Heiko Houweling, co-owner of Kwekerij Houweling from Boskoop, the Netherlands, can tell us more about the production of red pears. The nursery has nearly 200 different types of fruit trees in their assortment, including trees of some red pear varieties. Heiko: “Looking for pears with a red colour isn’t something new. These have been popular for some time now. Think of classic pears with a deep rosy colour, such as Verdi and Bonne Louise d’Avranches, or the Bloed pear, which has red flesh in addition to a red peel. These pear varieties aren’t suitable for commercial production, yield and quality are too low for this.”
“Varieties with a completely red peel, such as Red Williams, foe example, have also been available for a while now, and they’re very popular with our target audience. Red Williams is grown commercially in North America and Southern Europe a lot, but the Netherlands is too cold. Red colour mutations of pears such as Sweet Sensation and Red Conference, however, are very suitable for commercial production.”
Heiko: “The more unknown the variety, the fewer trees are sold. The Bloed pear and the Verdi, also called Sweet Blush due to its rosy blush, are doing less well on the market than well-known Gieser Wildeman. Our customers also tend to choose self-pollinating trees, and therefore often choose the same varieties.”
Challenges for production
Red pears can’t be grown everywhere. Heiko: “Good soil is essential. Pear trees grow best in loamy soil or in a combination of sand and clay. Peat is too acidic, and, for example, here in Boskoop the soil is too wet because it used to be a swamp. The trees don’t like dry sandy soil either. It makes their leaves too weak.” Besides finding the right soil, pesticides are also a challenge for pear trees.

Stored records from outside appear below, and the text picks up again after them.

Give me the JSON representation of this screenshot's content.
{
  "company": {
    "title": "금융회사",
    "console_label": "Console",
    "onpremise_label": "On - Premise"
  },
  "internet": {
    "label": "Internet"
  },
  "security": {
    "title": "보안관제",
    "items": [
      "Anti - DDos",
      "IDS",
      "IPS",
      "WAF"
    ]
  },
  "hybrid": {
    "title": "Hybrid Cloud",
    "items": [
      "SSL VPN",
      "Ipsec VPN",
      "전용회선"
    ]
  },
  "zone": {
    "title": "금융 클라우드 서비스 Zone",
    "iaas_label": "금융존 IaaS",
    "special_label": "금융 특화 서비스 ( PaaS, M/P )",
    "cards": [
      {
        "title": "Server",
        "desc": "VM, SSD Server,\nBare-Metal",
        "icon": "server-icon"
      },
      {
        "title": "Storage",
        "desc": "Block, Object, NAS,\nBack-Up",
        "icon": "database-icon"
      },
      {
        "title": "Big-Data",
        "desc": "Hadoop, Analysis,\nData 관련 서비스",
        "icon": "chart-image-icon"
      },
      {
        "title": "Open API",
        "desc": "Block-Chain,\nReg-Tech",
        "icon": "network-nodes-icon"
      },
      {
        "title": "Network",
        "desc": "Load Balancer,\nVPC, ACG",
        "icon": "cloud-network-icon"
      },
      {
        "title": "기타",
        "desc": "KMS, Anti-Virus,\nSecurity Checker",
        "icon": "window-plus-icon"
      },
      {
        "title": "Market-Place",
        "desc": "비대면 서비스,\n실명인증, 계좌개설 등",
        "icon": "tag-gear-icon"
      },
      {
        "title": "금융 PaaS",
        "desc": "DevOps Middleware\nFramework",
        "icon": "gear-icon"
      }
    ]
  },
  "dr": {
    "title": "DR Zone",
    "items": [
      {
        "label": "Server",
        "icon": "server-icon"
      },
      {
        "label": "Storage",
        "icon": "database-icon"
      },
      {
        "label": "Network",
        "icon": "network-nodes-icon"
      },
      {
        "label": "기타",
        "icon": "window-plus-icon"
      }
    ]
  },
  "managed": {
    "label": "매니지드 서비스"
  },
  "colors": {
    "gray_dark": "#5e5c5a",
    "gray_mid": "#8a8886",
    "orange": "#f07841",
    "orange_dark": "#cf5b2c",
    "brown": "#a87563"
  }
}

Heiko: “Due to regulations regarding organic pesticides, it’s become much more difficult to protect the trees. Pear trees are sensitive to rust in particular.”